If a line in the data has the string "간편인증", please show it.

Input records:

+ + + + +

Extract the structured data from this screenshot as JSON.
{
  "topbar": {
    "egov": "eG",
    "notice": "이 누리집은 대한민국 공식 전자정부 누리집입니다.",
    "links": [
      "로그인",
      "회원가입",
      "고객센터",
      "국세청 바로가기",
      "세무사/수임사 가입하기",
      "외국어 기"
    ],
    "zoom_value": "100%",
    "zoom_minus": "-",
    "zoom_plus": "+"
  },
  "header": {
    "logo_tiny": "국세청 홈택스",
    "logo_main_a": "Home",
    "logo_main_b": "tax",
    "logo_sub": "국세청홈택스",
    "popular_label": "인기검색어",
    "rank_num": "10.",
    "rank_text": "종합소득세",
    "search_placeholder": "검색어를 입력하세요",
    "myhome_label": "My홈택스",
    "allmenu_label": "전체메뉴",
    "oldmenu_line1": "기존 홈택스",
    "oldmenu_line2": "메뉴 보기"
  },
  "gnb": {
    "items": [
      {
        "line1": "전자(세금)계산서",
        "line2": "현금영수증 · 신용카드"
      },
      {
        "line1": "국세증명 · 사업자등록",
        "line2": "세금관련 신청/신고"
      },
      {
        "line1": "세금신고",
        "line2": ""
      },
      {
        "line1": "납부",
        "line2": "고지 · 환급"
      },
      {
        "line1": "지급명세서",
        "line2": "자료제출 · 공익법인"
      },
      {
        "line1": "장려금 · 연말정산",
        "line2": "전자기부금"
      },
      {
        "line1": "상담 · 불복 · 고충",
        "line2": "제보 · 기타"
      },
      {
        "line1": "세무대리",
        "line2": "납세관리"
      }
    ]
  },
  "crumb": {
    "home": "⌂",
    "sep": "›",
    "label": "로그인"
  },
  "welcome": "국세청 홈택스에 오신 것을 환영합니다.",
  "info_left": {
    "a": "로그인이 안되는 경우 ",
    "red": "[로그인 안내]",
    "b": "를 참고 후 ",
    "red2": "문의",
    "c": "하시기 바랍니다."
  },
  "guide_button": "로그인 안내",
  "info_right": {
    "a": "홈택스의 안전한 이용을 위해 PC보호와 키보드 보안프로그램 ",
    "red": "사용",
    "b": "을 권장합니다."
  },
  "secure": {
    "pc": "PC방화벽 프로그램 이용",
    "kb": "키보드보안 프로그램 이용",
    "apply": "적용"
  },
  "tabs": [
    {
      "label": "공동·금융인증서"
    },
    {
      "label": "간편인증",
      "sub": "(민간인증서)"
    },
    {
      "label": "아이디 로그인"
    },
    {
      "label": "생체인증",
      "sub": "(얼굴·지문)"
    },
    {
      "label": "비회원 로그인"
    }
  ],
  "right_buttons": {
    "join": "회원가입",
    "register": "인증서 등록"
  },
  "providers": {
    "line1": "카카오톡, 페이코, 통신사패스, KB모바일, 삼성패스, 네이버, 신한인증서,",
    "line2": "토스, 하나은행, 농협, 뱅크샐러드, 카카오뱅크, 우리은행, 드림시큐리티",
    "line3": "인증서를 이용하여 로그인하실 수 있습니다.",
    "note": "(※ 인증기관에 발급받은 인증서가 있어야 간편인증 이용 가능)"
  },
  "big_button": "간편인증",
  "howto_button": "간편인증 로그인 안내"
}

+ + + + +

Exercise output:
      "label": "간편인증",
    "note": "(※ 인증기관에 발급받은 인증서가 있어야 간편인증 이용 가능)"
  "big_button": "간편인증",
  "howto_button": "간편인증 로그인 안내"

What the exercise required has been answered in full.